Two local Jewish doctors are charged with implementing a task of multigenerational value. Steven Reis and Mylynda Massart, both of the University of Pittsburgh, are seeking to recruit nearly 150,000 central and western Pennsylvanians for participation in the PA Cares for Us research program.
Reis and Massart’s efforts coincide with similar undertakings occurring throughout the country, as National Institutes of Health-supported physicians and scientists are attempting to build a database of information from one million participants.
The national endeavor, which is titled All of Us, along with its regional counterpart, is to facilitate better understanding of disease, explained Reis, principal investigator, associate vice chancellor for clinical research, Health Sciences, professor of medicine and CTSI director at the University of Pittsburgh.
“The goal of All of US is to collect the largest dataset in the United States, so it’s one million people and their histories … and their genetics. And once you have a database of one million people,” explained Reis, “you have individuals in the database who have every disease essentially: rare diseases, common diseases. And then scientists can start making observations.”
By aggregating such voluminous data, physicians and researchers will be better equipped to diagnose, prevent and treat disease in the years ahead, said Massart, co-investigator and medical director at the UPMC Matilda Theiss Family Health Center.
Collectively, it’s about “individualizing care” for patients, echoed Reis.
PA Cares and its national counterpart are part of the Precision Medicine Initiative introduced by President Barack Obama in his 2015 State of the Union address.
“He recognized that this was really how we needed to advance medicine and take medicine to the next level,” said Massart. What Obama also realized was that “historically, research has been done on Caucasian men,” but when doctors are “trying to make medical decisions and they want to go to the research for the best evidence, then that evidence has to be applicable to the patient that they are considering at that moment.”

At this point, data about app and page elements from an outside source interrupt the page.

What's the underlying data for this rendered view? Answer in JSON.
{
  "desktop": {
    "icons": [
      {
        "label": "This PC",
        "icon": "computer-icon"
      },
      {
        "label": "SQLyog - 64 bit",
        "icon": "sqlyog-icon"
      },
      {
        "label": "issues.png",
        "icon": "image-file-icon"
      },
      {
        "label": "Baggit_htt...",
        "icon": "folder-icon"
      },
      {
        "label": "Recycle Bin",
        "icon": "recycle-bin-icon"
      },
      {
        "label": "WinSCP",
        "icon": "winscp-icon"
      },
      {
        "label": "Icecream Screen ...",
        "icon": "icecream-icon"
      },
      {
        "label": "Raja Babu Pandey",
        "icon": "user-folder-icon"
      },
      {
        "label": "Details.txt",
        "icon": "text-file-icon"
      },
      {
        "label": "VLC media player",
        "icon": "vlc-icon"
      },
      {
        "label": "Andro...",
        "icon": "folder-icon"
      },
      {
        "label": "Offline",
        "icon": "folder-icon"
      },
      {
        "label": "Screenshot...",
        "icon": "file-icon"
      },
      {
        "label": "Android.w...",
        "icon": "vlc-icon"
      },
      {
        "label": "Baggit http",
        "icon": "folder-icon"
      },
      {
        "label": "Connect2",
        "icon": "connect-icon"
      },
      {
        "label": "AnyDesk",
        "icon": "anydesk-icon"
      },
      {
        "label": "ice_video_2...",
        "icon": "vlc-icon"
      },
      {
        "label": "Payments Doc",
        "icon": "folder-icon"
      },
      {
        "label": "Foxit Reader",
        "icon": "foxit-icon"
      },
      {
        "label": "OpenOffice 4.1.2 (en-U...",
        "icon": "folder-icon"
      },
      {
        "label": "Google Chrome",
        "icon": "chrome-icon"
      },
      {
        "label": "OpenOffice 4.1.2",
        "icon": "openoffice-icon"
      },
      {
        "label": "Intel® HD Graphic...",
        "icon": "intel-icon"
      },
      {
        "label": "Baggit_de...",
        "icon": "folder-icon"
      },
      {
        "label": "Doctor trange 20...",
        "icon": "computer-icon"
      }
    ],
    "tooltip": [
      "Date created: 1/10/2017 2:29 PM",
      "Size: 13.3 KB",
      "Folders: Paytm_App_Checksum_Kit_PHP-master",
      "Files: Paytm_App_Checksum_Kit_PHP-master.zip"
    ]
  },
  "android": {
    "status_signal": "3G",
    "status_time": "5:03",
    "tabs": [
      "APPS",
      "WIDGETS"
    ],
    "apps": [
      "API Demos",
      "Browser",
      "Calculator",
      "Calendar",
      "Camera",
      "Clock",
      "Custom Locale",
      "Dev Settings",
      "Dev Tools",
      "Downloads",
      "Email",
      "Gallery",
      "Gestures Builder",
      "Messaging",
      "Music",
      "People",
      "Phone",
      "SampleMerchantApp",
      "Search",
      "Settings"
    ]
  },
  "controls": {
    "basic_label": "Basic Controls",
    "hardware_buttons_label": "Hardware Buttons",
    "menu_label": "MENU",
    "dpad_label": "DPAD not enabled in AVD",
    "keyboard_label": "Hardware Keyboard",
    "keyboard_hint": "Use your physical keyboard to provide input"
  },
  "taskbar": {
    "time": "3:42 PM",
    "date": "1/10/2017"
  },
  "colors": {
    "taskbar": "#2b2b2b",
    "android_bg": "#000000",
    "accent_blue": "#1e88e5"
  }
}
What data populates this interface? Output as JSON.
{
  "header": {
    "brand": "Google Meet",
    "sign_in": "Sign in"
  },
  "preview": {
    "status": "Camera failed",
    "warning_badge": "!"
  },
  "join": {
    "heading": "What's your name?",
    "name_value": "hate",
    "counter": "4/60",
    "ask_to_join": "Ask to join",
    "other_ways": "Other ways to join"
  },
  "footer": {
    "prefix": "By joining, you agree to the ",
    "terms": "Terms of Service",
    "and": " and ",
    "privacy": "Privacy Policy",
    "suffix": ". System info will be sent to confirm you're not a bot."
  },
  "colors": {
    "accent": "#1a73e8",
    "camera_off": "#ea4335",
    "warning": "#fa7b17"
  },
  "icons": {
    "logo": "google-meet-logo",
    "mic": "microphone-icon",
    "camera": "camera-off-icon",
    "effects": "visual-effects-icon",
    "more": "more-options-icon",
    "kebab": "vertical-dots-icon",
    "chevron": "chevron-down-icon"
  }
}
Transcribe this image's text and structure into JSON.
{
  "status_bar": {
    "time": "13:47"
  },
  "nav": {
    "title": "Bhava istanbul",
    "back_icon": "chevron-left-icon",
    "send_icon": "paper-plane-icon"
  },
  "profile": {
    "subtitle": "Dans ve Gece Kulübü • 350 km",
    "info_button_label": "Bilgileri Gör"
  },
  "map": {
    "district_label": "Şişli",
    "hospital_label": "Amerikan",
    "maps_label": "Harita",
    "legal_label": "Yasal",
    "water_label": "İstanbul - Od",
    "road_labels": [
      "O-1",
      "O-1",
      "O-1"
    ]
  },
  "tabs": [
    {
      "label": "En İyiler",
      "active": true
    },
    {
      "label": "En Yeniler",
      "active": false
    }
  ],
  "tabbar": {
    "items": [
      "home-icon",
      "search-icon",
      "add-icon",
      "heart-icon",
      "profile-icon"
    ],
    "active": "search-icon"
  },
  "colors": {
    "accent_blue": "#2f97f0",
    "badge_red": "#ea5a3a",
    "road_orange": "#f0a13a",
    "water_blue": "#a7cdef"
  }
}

“For example, “if I’m in my office and the majority of my patients are African-American or Ashkenazi, if the research is done on some Caucasian male who is 70 years old, how am I going to interpret that data in terms of these patients? Obama recognized this and said not only do we need to advance medicine, but we need to broaden our research base to be the most diverse it’s ever been in the history of this country because we need doctors to interpret the data to the specific patient that they’re taking care of.”
Adopting a precision-medicine method is really about “treating people based on who they are, which is different from the way we approach medicine right now,” echoed Reis. “Right now, we use evidence-based medicine, which is based on the results of large-scale studies of cohorts of large numbers of people, not necessarily on individuals. There’s just a different frame of reference essentially. It’s a paradigm shift. It’s changing the way we as physicians will practice medicine, and for patients, the way they will be cared for in the future.”
To date, the University of Pittsburgh has received more than $7 million in NIH grants toward PA Cares.
“The university anticipates receiving $67 million in awards for the life of the study,” said William K. Young of the Clinical and Translational Science Institute at the University of Pittsburgh.
This is a “huge monumental groundbreaking research study that Pitt is taking the lead on. We should have a lot of community nachas that Dr. Reis has accomplished all of this,” said Massart.
“I think regionally we should take pride that we were selected to be one of only a few centers around the country to participate in this landmark study. There are many institutions that applied, and we are one of a handful, so I am very proud of that fact,” added Reis.
Massart, who has been largely responsible for individual engagement and education, explained that participating in PA Cares is a relatively simple process that requires volunteers to answer questions pertaining to their health, environment and lifestyle, as well as contribute urine, measurements and blood samples at an enrollment site.
For those fearful of releasing their electronic health records to a national database, she explained that all information is “de-identified. It doesn’t travel with your name, and researchers don’t have access to that.”
The two physicians, both of whom have already joined the study, are excited by the possibility of recruiting 150,000 participating Pennsylvanians.
“We already know from the advancements in Jewish genetics that there are unique things relevant to our community, population, subpopulation and our health that are really important, and there are probably many more that we have yet to discover, and this is the type of study that will help us to understand that,” said Massart.
Both PA Cares and precision medicine are “going to affect all of us now,” but they will also “have a very large impact on our children, grandchildren and future generations,” said Reis. “So I signed up for this study, and I did it because I believe in the science, and I really want to move medicine forward. But one of my main motivations was to support future generations, to make future generations healthier.”
Those interested in enrolling or learning more about PA Cares for Us can visit pacaresforusresearch.org/. PJC
Adam Reinherz can be reached at areinherz